Data to use START
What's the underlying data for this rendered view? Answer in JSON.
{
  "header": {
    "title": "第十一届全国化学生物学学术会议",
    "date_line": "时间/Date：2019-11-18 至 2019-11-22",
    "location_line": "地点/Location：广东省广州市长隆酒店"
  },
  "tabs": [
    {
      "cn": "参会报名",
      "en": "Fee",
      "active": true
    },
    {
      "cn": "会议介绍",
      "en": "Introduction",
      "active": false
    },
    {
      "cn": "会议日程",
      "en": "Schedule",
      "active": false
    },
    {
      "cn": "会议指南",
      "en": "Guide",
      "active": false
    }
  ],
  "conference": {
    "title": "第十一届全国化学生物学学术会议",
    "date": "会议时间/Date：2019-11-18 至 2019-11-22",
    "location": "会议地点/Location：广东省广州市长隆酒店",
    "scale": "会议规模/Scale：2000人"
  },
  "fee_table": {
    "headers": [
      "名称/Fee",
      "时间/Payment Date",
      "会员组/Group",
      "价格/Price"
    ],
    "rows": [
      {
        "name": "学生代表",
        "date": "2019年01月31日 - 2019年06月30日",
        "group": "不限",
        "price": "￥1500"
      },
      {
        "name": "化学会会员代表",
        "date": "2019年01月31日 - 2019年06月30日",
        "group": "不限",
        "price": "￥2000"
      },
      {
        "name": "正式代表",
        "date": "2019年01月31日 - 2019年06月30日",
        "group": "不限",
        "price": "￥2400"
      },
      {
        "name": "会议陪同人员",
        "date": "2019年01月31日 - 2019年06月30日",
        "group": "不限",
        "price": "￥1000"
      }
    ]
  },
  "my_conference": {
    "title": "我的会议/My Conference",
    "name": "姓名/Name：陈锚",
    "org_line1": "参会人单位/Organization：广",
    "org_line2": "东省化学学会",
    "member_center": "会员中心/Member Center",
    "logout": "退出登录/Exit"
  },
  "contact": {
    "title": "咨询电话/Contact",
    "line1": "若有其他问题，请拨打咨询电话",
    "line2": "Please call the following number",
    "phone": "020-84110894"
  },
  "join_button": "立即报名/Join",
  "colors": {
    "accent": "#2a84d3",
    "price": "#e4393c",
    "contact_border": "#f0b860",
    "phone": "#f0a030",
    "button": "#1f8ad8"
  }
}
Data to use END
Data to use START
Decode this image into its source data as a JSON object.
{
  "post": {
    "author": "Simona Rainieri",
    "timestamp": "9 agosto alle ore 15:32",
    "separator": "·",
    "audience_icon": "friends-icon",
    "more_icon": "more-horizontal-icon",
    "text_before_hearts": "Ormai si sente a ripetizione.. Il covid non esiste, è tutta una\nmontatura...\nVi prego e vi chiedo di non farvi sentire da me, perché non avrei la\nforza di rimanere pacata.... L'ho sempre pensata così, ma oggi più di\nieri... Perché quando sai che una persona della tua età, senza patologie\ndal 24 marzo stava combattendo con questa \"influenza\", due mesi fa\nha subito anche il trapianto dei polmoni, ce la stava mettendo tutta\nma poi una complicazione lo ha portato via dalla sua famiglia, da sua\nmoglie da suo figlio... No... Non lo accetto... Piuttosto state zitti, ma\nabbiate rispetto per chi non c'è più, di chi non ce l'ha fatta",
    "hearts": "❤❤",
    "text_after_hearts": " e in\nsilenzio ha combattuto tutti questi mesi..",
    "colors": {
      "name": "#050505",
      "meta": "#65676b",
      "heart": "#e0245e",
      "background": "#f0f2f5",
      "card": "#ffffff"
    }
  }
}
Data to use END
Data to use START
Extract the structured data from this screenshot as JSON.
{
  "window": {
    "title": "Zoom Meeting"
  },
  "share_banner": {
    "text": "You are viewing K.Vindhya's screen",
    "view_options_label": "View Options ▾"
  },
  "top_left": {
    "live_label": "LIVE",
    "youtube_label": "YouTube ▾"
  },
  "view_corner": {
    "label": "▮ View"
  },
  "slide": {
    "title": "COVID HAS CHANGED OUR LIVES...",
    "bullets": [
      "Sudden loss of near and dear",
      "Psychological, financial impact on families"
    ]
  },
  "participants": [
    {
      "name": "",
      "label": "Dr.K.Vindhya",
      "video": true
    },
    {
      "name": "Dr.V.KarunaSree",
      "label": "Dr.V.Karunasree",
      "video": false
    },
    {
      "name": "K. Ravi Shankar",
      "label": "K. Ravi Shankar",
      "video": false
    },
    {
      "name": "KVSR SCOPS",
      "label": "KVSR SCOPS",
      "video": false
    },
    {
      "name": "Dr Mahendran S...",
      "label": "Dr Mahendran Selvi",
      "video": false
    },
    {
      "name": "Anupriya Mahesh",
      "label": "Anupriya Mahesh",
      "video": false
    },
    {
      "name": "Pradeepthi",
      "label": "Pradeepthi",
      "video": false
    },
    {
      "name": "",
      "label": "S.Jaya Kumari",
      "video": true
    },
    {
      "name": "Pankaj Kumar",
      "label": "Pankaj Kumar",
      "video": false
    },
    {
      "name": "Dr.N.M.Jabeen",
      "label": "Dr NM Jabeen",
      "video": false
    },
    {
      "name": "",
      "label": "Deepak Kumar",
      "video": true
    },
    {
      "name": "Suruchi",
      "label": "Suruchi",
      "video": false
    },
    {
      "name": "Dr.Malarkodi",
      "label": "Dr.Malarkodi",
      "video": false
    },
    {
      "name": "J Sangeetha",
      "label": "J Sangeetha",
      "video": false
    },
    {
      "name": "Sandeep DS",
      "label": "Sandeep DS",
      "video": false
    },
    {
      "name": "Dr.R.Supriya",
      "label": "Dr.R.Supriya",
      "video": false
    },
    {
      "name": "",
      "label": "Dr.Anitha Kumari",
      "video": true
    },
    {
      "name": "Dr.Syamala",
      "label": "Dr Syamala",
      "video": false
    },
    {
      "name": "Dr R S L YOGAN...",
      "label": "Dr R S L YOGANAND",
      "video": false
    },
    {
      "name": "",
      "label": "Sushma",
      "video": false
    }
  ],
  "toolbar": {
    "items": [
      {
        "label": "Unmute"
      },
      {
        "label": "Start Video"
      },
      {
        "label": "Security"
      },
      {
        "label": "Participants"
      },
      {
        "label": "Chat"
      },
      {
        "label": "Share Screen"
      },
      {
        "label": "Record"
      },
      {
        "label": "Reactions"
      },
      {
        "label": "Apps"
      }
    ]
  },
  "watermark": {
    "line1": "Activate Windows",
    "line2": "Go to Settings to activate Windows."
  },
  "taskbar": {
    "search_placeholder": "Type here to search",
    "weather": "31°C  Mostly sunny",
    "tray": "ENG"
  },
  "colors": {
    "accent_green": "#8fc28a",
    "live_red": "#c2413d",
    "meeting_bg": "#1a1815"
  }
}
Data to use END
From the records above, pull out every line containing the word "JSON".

- **Result of the task**:
What's the underlying data for this rendered view? Answer in JSON.
Decode this image into its source data as a JSON object.
Extract the structured data from this screenshot as JSON.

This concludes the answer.